Material for this task:
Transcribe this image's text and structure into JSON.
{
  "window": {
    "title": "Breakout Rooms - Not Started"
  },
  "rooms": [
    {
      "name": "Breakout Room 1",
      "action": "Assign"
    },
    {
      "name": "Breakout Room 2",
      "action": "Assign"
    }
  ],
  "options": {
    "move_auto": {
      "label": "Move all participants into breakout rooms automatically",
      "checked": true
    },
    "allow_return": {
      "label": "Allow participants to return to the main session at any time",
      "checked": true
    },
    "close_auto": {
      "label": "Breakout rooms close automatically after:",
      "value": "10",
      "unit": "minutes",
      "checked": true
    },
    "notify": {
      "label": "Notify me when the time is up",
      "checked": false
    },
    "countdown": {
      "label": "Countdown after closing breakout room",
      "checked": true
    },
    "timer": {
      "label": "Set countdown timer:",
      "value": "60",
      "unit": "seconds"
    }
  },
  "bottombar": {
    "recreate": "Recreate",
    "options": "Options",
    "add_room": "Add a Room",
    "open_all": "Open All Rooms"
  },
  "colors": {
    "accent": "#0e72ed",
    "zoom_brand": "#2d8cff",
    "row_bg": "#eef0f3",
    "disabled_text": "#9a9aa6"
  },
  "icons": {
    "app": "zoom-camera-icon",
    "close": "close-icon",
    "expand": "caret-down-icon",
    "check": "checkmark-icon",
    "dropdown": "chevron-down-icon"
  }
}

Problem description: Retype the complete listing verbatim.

Result of the task:
Transcribe this image's text and structure into JSON.
{
  "window": {
    "title": "Breakout Rooms - Not Started"
  },
  "rooms": [
    {
      "name": "Breakout Room 1",
      "action": "Assign"
    },
    {
      "name": "Breakout Room 2",
      "action": "Assign"
    }
  ],
  "options": {
    "move_auto": {
      "label": "Move all participants into breakout rooms automatically",
      "checked": true
    },
    "allow_return": {
      "label": "Allow participants to return to the main session at any time",
      "checked": true
    },
    "close_auto": {
      "label": "Breakout rooms close automatically after:",
      "value": "10",
      "unit": "minutes",
      "checked": true
    },
    "notify": {
      "label": "Notify me when the time is up",
      "checked": false
    },
    "countdown": {
      "label": "Countdown after closing breakout room",
      "checked": true
    },
    "timer": {
      "label": "Set countdown timer:",
      "value": "60",
      "unit": "seconds"
    }
  },
  "bottombar": {
    "recreate": "Recreate",
    "options": "Options",
    "add_room": "Add a Room",
    "open_all": "Open All Rooms"
  },
  "colors": {
    "accent": "#0e72ed",
    "zoom_brand": "#2d8cff",
    "row_bg": "#eef0f3",
    "disabled_text": "#9a9aa6"
  },
  "icons": {
    "app": "zoom-camera-icon",
    "close": "close-icon",
    "expand": "caret-down-icon",
    "check": "checkmark-icon",
    "dropdown": "chevron-down-icon"
  }
}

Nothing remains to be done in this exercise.